“Clients have responded positively to the use of rendering technologies, as it allows them to further interact and understand the environments we are designing for them,” says Aran A. McCarthy, president of FCA. “Placing the end users inside the environment with as much interaction as possible is the end goal of all design experiences. Many leading universities have created domes into which the users enter, and the technology allows a 360-degree projection to encompass the person inside. The use of virtual reality goggles to experience design will be short-lived and replaced with interactive metaverse-based technologies.”
Technology is broadly influencing the way healthcare facilities operate, and that influence begins in the design and visualization stages. McCarthy says architects have relied heavily on the ability to communicate designs throughout the years by using software. For example, software such as Unreal Engine can place the user in the actual design, enhancing the experience with real-world visualization. However, the metaverse will allow for interactions that can enhance patient care to the fullest. McCarthy says in the future, the technology will let users feel temperature and texture and conduct assessments remotely.
“We are still a long way from a scenario where a remote telemedicine experience will replace a true caregiver interaction,” McCarthy says. “The largest advances will be in artificial intelligence and its ability to diagnose and transmit data to other locations. Buildings, including homes, are being outfitted with sensor technology right down to the mattresses and toilets, and the collections and analysis of this information will help inform both patients and caregivers. Hospitals should be prepared to collect and store enormous quantities of data and analytics and should invest in the technology that will allow them to monetize these assets, for both their own patients and the sharing between health systems and researchers.”
The challenge for managers is to prepare their staffs. Educating employees on the way these services will benefit their day-to-day work will be one of the strategies that matters the most. Learning and using these practices allows employees to focus on more important tasks and put less strain on their bodies.
McCarthy believes that hospitals and other healthcare facilities have some time before they have to adjust to the metaverse.
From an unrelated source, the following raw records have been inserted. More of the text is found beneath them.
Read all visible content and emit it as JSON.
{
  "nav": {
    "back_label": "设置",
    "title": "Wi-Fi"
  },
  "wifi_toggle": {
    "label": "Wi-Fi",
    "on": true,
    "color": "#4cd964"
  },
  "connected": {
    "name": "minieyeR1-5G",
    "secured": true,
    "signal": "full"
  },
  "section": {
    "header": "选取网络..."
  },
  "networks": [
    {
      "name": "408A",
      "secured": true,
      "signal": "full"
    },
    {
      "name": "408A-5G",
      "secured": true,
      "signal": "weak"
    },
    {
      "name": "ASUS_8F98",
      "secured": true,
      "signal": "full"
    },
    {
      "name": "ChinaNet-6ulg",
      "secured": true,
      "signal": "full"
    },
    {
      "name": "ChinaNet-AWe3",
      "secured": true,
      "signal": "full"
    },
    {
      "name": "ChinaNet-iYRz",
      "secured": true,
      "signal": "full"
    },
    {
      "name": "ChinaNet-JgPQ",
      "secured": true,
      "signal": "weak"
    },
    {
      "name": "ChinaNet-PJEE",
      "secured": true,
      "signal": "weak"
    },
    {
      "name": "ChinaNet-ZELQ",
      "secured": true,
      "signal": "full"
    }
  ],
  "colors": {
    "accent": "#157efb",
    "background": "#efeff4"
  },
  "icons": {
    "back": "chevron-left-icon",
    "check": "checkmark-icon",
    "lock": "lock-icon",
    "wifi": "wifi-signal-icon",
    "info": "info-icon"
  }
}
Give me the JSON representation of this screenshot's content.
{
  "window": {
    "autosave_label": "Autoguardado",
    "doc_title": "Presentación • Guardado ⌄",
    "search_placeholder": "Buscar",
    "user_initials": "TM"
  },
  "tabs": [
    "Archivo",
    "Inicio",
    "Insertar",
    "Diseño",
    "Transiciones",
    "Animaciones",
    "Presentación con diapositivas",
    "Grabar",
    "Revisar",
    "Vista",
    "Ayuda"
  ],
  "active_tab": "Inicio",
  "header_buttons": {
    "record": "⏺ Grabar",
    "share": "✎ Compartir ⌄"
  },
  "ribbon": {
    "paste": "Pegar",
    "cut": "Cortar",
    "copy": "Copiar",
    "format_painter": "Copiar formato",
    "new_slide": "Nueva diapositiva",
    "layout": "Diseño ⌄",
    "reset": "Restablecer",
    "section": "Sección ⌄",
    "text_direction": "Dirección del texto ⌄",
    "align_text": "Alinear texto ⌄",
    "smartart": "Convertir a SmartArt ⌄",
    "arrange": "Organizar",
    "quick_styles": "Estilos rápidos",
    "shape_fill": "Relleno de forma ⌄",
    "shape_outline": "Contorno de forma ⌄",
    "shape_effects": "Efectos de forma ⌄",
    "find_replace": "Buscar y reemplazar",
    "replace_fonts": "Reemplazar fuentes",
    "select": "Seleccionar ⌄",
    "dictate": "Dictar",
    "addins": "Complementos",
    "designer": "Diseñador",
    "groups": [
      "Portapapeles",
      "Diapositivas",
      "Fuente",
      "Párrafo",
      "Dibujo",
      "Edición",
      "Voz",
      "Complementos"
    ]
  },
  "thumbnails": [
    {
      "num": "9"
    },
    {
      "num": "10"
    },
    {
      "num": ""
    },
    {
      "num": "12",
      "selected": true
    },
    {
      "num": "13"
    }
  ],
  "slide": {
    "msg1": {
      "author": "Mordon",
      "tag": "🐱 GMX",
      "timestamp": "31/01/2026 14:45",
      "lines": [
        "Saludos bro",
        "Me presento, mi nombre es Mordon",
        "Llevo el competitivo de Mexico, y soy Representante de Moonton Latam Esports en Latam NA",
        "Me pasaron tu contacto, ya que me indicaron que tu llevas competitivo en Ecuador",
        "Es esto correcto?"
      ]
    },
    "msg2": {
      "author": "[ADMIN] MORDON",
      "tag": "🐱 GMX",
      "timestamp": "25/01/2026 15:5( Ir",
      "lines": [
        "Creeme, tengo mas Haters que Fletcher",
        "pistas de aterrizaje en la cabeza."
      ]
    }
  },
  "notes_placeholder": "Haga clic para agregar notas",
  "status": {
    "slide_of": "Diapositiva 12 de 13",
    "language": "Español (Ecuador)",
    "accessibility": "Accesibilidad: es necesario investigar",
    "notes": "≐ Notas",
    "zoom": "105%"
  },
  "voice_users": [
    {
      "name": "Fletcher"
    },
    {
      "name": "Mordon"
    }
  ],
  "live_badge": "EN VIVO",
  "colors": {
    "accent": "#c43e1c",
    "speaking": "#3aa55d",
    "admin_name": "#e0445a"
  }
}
“The most obvious preparation is to ensure that their cabling and information technology infrastructure is built for the future that is coming,” McCarthy says. “The metaverse is expected to be a multi-billion-dollar industry in the next 10 years, so infrastructure investments will be needed to handle the vast quantities of data.
“Beyond the infrastructure, I believe it's still too early in the development of the metaverse technology for it to require dedicated spaces, beyond learning and advanced simulation labs, which exist today. There are companies actively working and seeking investors on the healthcare side to bring this virtual experience to the forefront, but it exists mainly in wearable technology.”
Mackenna Moralez is the associate editor of the facilities market.